    What I would like to think is that the story works as both a myth or a fairy tale and also [as] a sort of strange and heavily filtered realism. In other words, while the setting and the actions of the book are mythical in nature, my hope is that the emotions at the center of the book’s marriage are recognizable as belonging not just to the book’s world but to ours. For instance, it’s not only my narrator who discovers, after being married, that he hasn’t before considered how to actually be a husband, or who discovers, after having children, that he doesn’t know how to be a father.

    In an interview, David Foster Wallace once said that realistic fiction’s job is the opposite of what it once was: “no longer making the strange familiar but making the familiar strange again.” That fairly accurately describes what I also see as the task of writing successful fiction: not to reflect the real world directly but to create a world inside the book, with the new world’s mysteries and wonders offering a space where we might more easily confront the world we’re from, in all the emotional, moral, and intellectual complexity it deserves.

    Fiction: Q & A Matt Bell | February 2013

    I really loved Matt Bell’s In the House upon the Dirt Between the Lake and the Woods, so I reviewed it, made it one of my editor’s picks, AND I interviewed Bell himself. This is about as ringing an endorsement as I can muster, folks. Read the book!

  5. LJ interviews Billy Wisse, editorial producer of Jeopardy!

    Does the staff have subject specialties?

    We pride ourselves on being able to write or research any topic, though of course we have strengths and weaknesses. This particularly applies to math and science—sadly, it seems that the scientifically confident are a minority in society and on our English major–loaded staff as well. So we tend to run science clues past certain people. As a writer, though, dealing with a topic about which one is knowledgeable can be difficult.
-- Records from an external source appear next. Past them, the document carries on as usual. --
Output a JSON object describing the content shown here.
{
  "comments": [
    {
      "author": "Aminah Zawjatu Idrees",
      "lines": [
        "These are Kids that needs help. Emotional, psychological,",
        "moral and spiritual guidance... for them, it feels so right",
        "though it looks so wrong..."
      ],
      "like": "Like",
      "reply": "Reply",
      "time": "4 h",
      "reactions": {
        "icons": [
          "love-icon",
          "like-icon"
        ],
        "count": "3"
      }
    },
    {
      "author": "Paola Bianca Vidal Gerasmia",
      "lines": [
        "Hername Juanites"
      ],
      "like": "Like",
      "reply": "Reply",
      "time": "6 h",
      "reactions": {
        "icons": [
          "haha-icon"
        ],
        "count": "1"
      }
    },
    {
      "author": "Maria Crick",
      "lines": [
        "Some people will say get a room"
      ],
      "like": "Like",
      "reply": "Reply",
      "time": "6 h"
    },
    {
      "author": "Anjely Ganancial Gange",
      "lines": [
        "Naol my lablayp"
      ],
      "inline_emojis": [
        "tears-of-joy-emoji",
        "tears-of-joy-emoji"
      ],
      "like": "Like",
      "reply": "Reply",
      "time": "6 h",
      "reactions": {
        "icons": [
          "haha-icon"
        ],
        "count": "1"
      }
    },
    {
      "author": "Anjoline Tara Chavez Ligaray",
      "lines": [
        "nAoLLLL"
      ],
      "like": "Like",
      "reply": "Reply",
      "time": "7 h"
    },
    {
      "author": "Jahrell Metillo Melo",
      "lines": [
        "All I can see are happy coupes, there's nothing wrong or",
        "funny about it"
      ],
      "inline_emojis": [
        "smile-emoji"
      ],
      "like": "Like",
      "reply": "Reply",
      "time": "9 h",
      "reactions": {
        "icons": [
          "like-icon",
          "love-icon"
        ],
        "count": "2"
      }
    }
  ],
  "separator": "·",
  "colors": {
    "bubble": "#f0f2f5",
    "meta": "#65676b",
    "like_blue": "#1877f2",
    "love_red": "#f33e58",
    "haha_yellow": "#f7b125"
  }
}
When I’m writing Shakespeare or baseball clues, I have to be careful not to go for a response that’s familiar to me but that will be too difficult for our contestants and too obscure for our audience. When I’m writing in the area of Chinese geography or computer science, however, I can assume that whatever I’ve heard of, our players and viewers are probably familiar with it, too.